TASK GOAL — The answer is to be one number: the count of lines in this listing that have the string "para".

AVAILABLE DATA —
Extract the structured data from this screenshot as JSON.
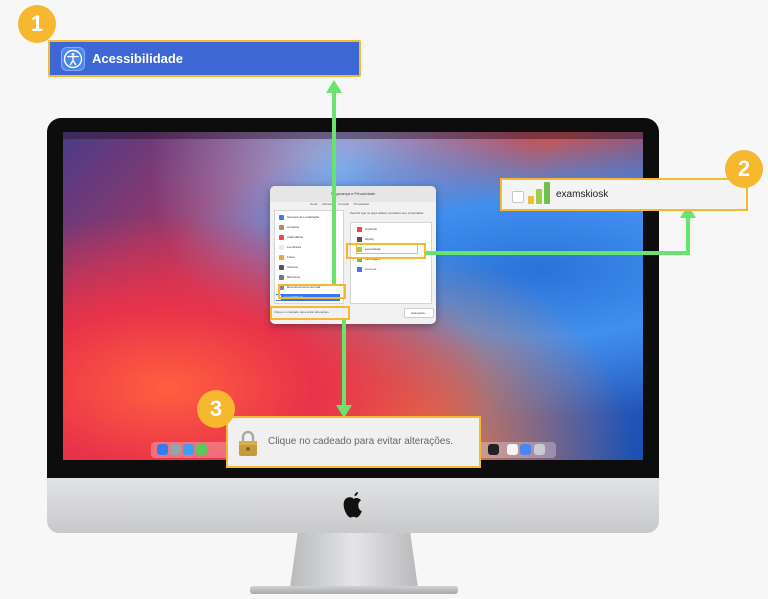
{
  "callouts": {
    "one": {
      "badge": "1",
      "label": "Acessibilidade",
      "icon": "accessibility-icon"
    },
    "two": {
      "badge": "2",
      "label": "examskiosk",
      "icon": "examskiosk-app-icon"
    },
    "three": {
      "badge": "3",
      "label": "Clique no cadeado para evitar alterações.",
      "icon": "lock-icon"
    }
  },
  "colors": {
    "accent": "#f5b82e",
    "arrow": "#68e46e",
    "selection_blue": "#3e67d6"
  },
  "screen": {
    "window": {
      "title": "Segurança e Privacidade",
      "tabs": [
        "Geral",
        "FileVault",
        "Firewall",
        "Privacidade"
      ],
      "description": "Permitir que os apps abaixo controlem seu computador.",
      "sidebar_items": [
        {
          "label": "Serviços de Localização",
          "color": "#3a7cf0"
        },
        {
          "label": "Contatos",
          "color": "#b9885a"
        },
        {
          "label": "Calendários",
          "color": "#ef4b40"
        },
        {
          "label": "Lembretes",
          "color": "#e9e9e9"
        },
        {
          "label": "Fotos",
          "color": "#f1a33a"
        },
        {
          "label": "Câmera",
          "color": "#555555"
        },
        {
          "label": "Microfone",
          "color": "#777777"
        },
        {
          "label": "Reconhecimento de Fala",
          "color": "#888888"
        },
        {
          "label": "Acessibilidade",
          "color": "#3a7cf0"
        }
      ],
      "list_items": [
        {
          "label": "AnyDesk",
          "color": "#ef4b40"
        },
        {
          "label": "airplay",
          "color": "#555555"
        },
        {
          "label": "examskiosk",
          "color": "#9bd14a"
        },
        {
          "label": "Mensagens",
          "color": "#4ac96e"
        },
        {
          "label": "zoom.us",
          "color": "#3a7cf0"
        }
      ],
      "bottom_text": "Clique no cadeado para evitar alterações.",
      "button": "Avançado..."
    }
  }
}
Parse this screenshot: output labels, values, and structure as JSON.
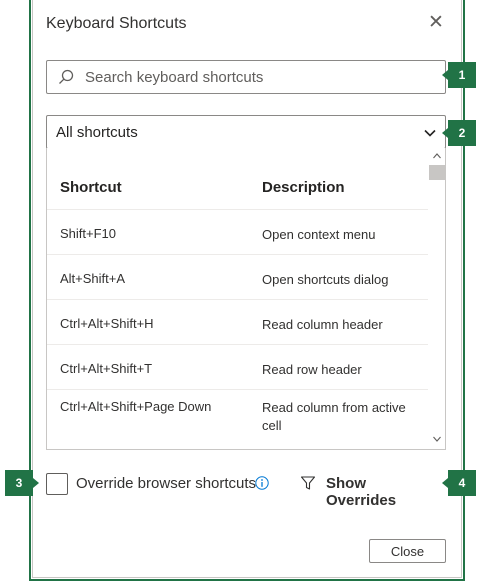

ANSWER BOX — 2